Guest blog post by Vincent Granville
Questions to ask when considering visualization tools:
- How do you define and measure the quality of a chart?
- Which tools allow you to produce interactive graphs or maps?
- Which tools do you recommend for big data visualization?
- Which visualization tools can be accessed via an API, in batch mode? (for instance, to update earthquake maps every 5 minutes, or stock prices every second)
- What do you think of Excel? And Python or Perl graph libraries? And R?
- Are there any tools that allow you to easily produce videos about of your data (e.g. to show how fraud cases or diseases spread over time)?
- In Excel you can update your data: then your model and charts get updated right away. Are there any alternatives to Excel, offering the same features, but having much better data modeling capabilities?
- How do you produce nice graph structures - e.g. to visually display Facebook connections?
- What is an heat map? When does it make sense to use it?
- How do you draw "force-directed graphs"?
- Good tools for raster images? for vector images? for graphs? for decision trees? for fractals? for time series? for stock prices? for maps? for spatial data?

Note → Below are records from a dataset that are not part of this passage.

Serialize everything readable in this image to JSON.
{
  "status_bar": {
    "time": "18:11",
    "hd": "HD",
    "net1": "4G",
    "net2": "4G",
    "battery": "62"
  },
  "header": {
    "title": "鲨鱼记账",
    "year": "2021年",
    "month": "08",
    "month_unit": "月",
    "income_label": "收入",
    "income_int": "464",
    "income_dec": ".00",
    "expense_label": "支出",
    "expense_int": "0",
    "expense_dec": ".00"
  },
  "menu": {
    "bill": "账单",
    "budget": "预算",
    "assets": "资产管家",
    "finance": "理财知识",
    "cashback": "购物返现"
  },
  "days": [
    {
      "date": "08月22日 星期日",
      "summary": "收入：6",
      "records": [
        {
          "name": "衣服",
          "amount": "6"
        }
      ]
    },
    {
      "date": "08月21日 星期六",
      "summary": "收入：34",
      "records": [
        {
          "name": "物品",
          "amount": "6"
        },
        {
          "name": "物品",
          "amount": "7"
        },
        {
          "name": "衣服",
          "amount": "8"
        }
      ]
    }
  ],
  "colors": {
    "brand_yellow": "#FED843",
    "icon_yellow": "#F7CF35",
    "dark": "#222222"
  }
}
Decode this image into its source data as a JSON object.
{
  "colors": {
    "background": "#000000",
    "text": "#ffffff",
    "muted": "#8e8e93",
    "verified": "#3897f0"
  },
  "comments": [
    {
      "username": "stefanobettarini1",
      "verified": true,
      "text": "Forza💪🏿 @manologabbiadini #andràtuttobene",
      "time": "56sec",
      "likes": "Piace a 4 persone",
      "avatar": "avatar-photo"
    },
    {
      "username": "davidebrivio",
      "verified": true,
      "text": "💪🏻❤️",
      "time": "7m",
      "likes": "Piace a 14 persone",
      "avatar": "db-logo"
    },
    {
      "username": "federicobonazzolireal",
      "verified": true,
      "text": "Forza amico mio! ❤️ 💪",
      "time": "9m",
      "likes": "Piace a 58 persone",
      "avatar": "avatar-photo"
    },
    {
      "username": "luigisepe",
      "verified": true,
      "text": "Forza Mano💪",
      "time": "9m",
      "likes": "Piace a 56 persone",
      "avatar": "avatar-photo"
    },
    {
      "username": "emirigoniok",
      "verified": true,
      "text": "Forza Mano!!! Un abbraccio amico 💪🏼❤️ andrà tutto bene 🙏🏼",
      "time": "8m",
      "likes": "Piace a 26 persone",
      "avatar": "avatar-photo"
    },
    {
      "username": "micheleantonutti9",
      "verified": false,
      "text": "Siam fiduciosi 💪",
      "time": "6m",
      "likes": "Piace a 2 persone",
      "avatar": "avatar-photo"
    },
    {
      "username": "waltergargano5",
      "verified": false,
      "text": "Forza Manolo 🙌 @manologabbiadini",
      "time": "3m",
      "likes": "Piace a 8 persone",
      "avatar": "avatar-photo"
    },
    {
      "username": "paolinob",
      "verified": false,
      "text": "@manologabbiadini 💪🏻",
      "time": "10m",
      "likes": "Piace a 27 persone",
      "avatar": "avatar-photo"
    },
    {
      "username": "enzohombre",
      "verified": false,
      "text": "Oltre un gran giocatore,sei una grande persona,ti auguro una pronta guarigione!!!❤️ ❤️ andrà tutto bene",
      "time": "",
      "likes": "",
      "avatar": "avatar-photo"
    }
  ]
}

- How can you integrate R with other graphical packages?
- How do you represent 5 dimensions (e.g. time, volume, category, price, location) in a simple 2-dimensional graph? Or is better to represent fewer dimensions if your goal is to communicate a message to executives?
- Why visualization tools used by mathematicians and operations research practitioners (e.g. Matlab) are not the same as tools used by data scientists? Is it because of the type of data, or just historical reasons?